“I think he should go to the player to say sorry. If he (Bale) escapes hospital it is because he is very lucky.”
Bale played on until the interval but left the stadium wearing a protective boot on his left ankle, complaining bitterly about Adam’s habit of kicking lumps out of him.
Of more concern to Rodgers will have been Adam’s seeming inability to keep possession. The Scot made far too many careless errors and there are question marks over whether he has the mobility to fit into the new boss’ system.
Prior to that flashpoint Joe Cole and Jonjo Shelvey had both forced comfortable saves from ex-Reds keeper Brad Friedel.
Young striker Adam Morgan, who scored against Toronto a week earlier, worked tirelessly up front and after breaking clear he saw his low drive pushed behind.
As the pace of the game slowed, Spurs rallied and should have broken the deadlock just before the break.
Firstly, Aaron Lennon latched on to Bale’s cross at the back post and fired against the upright. Then former Reds transfer target Gylfi Sigurdsson saw his header kept out by Brad Jones.
In the second half both sides made wholesale changes with Rodgers ultimately using 23 players.
Having made his pre-season bow in the first half, Stewart Downing was among those to make way at the break with fellow England international Jordan Henderson then getting 45 minutes under his belt.
The biggest cheer of the afternoon arrived just past the hour mark when skipper Steven Gerrard was introduced along with new striker Fabio Borini.
The £11million signing from Roma, playing in an advanced left sided role in Rodgers’ 4-3-3, had one sight of goal but couldn’t hit the target with his volley.
One of the major positives from the tour was undoubtedly the sight of Lucas Leiva back pulling the strings in midfield after his lengthy absence and the Brazilian took another step forward on Saturday.
Briefly, it looked like Andy Carroll would be the only Liverpool substitute not to get on but with 20 minutes to go he got the call.
As the contest petered out into a stalemate, the big frontman, whose future remains uncertain with the Reds considering bids for his services, had little chance to impress.
“Both teams put on a very good spectacle,” insisted Rodgers.
“When you have two teams who are tactically well organised and have top players, they’re always going to be tight games.
“You can either sit back in the heat or you can be uncomfortable because success hurts, and for me the players hurt.

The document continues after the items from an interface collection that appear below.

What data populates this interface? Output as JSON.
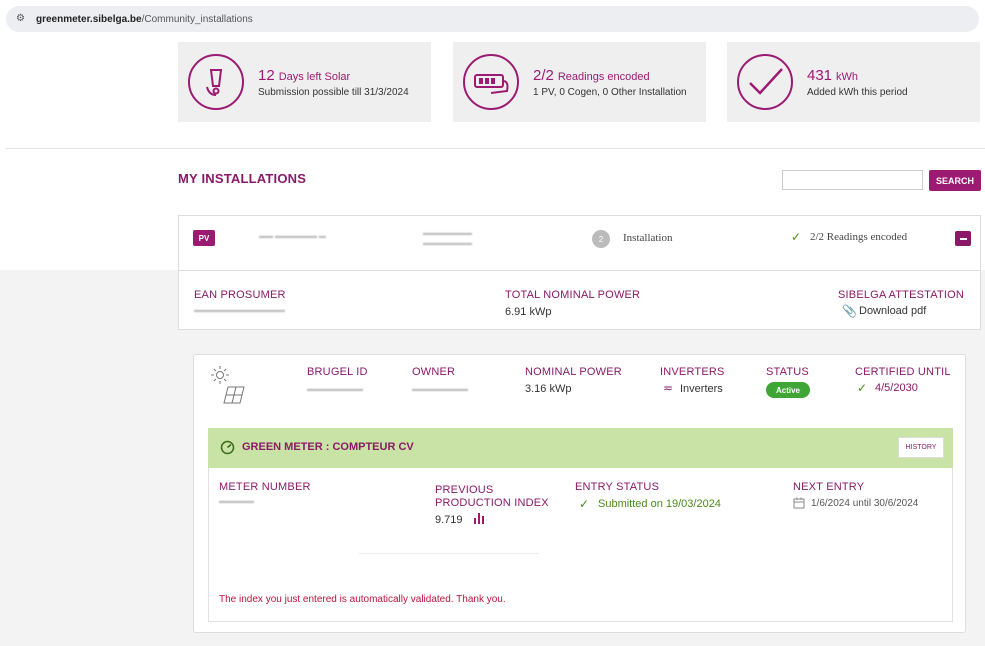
{
  "browser": {
    "domain": "greenmeter.sibelga.be",
    "path": "/Community_installations"
  },
  "stats": [
    {
      "big": "12",
      "unit": "Days left Solar",
      "sub": "Submission possible till 31/3/2024",
      "icon": "warning-pen-icon"
    },
    {
      "big": "2/2",
      "unit": "Readings encoded",
      "sub": "1 PV, 0 Cogen, 0 Other Installation",
      "icon": "meter-icon"
    },
    {
      "big": "431",
      "unit": "kWh",
      "sub": "Added kWh this period",
      "icon": "checkmark-icon"
    }
  ],
  "installations": {
    "title": "MY INSTALLATIONS",
    "search_label": "SEARCH",
    "search_value": "",
    "row": {
      "type_badge": "PV",
      "count": "2",
      "installation_label": "Installation",
      "readings_status": "2/2 Readings encoded"
    },
    "detail": {
      "ean_label": "EAN PROSUMER",
      "power_label": "TOTAL NOMINAL POWER",
      "power_value": "6.91 kWp",
      "attestation_label": "SIBELGA ATTESTATION",
      "download_label": "Download pdf"
    }
  },
  "unit_card": {
    "brugel_label": "BRUGEL ID",
    "owner_label": "OWNER",
    "nominal_label": "NOMINAL POWER",
    "nominal_value": "3.16 kWp",
    "inverters_label": "INVERTERS",
    "inverters_value": "Inverters",
    "status_label": "STATUS",
    "status_value": "Active",
    "certified_label": "CERTIFIED UNTIL",
    "certified_value": "4/5/2030"
  },
  "green_meter": {
    "title": "GREEN METER : COMPTEUR CV",
    "history_label": "HISTORY",
    "meter_number_label": "METER NUMBER",
    "prev_index_label_1": "PREVIOUS",
    "prev_index_label_2": "PRODUCTION INDEX",
    "prev_index_value": "9.719",
    "entry_status_label": "ENTRY STATUS",
    "entry_status_value": "Submitted on 19/03/2024",
    "next_entry_label": "NEXT ENTRY",
    "next_entry_value": "1/6/2024 until 30/6/2024",
    "message": "The index you just entered is automatically validated. Thank you."
  },
  "colors": {
    "accent": "#9b1b73",
    "green_header": "#c9e2a5",
    "active": "#3fa635",
    "error_text": "#c0133c"
  }
}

The only thing that let us down was that final ball.”
The focus now turns to Thursday’s first competitive game of Rodgers’ reign – the Europa League third qualifying round first leg tie in Belarus against FC Gomel.
“We won’t be at the optimum level of our fitness but we can’t complain,” the boss added.
“That’s the cards we’ve been dealt and we’ve just got to get on with it.
“We’ve had two weeks of really tough training, lots of double sessions and three games so the players will be at a good level.”